TASK TO COMPLETE
Where the string "Искусство" occurs in a line of the data below, that line should be copied.
----- SUPPLIED RECORDS
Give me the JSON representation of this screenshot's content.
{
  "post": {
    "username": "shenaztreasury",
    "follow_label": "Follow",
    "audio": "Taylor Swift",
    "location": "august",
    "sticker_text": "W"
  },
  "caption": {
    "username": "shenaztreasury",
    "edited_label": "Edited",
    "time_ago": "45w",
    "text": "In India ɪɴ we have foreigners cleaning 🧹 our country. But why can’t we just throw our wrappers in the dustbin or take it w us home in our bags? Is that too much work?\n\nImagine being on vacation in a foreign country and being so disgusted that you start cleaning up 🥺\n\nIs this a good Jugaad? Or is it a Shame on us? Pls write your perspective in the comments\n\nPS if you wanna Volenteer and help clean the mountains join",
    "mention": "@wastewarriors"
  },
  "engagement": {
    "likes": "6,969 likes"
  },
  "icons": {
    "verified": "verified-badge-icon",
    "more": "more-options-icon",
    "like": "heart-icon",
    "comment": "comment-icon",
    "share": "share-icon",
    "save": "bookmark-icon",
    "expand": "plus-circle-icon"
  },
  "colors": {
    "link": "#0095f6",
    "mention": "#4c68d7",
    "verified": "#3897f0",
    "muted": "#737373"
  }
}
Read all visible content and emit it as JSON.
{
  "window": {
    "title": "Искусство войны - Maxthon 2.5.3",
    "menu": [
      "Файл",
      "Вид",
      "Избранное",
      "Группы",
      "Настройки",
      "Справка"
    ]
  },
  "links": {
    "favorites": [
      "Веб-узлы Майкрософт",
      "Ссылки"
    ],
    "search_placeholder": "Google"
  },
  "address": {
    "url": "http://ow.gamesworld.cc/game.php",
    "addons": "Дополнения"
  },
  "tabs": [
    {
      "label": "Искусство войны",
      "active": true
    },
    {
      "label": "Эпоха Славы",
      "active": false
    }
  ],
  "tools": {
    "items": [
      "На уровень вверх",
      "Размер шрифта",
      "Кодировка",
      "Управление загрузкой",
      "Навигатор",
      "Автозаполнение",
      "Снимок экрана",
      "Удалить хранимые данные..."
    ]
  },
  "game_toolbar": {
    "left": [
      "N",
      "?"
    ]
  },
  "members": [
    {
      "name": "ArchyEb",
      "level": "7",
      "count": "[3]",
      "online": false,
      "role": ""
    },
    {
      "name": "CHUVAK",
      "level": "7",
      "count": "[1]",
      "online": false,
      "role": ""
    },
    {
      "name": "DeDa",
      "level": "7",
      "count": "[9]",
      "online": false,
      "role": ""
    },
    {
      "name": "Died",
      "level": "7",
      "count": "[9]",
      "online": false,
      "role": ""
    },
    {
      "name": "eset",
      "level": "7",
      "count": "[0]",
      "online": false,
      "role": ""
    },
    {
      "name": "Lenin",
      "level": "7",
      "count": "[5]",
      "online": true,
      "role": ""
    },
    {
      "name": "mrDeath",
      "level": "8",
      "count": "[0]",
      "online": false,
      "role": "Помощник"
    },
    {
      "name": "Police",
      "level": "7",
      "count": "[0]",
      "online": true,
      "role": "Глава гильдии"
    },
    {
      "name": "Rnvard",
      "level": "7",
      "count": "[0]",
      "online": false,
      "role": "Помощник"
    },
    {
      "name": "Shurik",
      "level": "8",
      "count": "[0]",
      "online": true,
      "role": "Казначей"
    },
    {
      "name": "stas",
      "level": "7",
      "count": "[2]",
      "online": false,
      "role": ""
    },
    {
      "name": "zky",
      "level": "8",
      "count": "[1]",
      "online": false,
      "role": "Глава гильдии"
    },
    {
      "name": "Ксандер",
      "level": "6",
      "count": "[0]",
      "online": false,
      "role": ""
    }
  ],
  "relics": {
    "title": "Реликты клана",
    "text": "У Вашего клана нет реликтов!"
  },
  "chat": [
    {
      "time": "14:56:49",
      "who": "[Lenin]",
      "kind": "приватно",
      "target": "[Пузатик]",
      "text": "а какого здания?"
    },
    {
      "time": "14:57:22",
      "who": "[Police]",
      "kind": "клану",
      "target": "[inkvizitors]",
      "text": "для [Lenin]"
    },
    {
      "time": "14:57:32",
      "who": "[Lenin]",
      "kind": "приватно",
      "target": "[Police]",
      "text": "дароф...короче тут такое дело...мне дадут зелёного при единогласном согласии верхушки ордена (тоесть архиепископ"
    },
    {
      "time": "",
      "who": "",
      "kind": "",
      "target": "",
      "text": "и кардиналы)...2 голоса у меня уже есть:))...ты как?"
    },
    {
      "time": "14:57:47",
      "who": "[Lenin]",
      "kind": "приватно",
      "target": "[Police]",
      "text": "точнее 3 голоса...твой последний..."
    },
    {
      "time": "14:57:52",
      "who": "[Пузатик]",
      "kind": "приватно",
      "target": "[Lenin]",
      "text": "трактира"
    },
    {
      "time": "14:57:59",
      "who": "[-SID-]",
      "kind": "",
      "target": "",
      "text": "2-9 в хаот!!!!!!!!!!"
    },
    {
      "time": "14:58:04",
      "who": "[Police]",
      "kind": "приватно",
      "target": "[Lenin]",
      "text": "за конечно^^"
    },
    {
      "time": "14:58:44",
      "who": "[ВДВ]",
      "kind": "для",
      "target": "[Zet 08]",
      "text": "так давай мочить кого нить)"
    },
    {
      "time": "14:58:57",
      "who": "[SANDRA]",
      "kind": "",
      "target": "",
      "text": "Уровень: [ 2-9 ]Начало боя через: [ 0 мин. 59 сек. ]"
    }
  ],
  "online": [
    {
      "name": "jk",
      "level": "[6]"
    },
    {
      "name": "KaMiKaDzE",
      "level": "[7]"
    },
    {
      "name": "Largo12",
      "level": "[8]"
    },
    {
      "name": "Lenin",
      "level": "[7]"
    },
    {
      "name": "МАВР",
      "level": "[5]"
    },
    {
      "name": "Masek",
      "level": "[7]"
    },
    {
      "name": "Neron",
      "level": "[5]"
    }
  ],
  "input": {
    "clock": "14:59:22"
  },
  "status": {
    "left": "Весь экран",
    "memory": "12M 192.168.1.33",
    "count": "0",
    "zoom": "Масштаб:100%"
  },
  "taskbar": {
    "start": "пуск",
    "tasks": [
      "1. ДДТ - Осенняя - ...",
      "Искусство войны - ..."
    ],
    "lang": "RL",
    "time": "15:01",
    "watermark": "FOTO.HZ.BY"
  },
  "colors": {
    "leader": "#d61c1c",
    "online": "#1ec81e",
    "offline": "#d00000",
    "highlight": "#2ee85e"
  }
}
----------
WRITTEN SOLUTION
    "title": "Искусство войны - Maxthon 2.5.3",
      "label": "Искусство войны",
      "Искусство войны - ..."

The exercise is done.